When we reach our home, we will jog up the flights of stairs to our apartments. We will close the door behind us and enter a dark space. Lying on our beds in silence, we will close our eyes, think of the pink we’ve seen, of all the pink we’ve seen, of all the colors. We will think of the old man on the walking path, the one who we never really saw. We will think of the tiny dogs that wanted to be friends. We will think of all the people who do not see the roses, only take pictures of them. We will try to picture the exact shade of pink on those pink roses in the rose garden in the park. We won’t be able to, and the color won’t be the same tomorrow, when we go back. The sun will have been shining down, the color lost, the day over, gone, wasted.  What a waste of a rose garden, you are. We are, us happy snap-backed photo snappers. We tiny dog owners. We tiny home owners. Tiny life livers.

Tomorrow night we will all go back to the park. We will walk quietly along the cement paths. We will weave around those who walk slower than us; let faster walkers pass. We will march in a small, green and flowery parade, fancy tennis shoes squeaking under bright lights. The roses in the rose garden in the park will be there, too. And the small dogs. And the strangers who will stay strangers.

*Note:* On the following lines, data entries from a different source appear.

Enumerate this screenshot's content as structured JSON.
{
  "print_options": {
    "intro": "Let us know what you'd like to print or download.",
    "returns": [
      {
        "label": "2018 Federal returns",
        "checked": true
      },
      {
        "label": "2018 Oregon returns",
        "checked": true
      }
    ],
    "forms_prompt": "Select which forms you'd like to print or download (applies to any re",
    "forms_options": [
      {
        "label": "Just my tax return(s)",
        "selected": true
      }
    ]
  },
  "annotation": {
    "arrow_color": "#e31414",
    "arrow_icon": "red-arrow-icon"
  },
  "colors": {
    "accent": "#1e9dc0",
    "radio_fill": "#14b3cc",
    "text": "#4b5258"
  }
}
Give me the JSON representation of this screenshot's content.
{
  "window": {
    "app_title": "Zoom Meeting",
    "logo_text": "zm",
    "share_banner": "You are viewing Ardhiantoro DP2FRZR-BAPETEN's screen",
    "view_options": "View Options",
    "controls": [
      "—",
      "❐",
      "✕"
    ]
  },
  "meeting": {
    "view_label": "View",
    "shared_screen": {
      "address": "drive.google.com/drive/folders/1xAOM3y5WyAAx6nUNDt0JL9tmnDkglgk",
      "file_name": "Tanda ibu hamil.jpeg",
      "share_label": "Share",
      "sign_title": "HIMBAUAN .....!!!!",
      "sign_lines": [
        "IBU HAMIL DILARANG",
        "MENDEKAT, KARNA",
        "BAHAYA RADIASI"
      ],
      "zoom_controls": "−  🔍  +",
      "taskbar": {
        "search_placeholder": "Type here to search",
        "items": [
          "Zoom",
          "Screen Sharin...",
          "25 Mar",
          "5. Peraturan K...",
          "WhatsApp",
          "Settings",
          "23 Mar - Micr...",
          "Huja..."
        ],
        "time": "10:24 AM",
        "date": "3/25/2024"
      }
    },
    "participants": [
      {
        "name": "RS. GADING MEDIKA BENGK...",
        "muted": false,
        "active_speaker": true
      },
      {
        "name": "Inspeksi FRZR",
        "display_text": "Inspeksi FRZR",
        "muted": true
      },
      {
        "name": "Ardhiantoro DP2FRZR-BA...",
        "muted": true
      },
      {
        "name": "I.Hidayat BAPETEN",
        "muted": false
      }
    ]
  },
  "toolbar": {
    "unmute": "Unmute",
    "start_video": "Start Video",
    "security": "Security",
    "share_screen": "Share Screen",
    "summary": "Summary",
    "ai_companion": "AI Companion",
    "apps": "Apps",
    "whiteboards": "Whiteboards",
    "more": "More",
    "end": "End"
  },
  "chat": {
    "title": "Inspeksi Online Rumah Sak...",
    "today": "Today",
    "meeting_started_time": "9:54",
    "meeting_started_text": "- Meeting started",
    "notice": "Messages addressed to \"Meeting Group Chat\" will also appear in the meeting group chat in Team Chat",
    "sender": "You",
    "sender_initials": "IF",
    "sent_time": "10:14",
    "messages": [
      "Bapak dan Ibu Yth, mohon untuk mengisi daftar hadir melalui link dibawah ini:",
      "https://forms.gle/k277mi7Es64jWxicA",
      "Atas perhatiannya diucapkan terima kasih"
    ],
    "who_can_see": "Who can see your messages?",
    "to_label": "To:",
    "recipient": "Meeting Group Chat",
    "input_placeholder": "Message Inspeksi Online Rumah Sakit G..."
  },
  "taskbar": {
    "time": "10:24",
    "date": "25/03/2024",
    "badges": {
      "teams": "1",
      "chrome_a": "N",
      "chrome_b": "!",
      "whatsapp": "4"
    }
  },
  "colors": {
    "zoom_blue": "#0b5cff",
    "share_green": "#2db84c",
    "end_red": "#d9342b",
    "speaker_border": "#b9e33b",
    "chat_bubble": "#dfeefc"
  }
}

And we will march and then march home. And we will close our eyes and everything will go dark.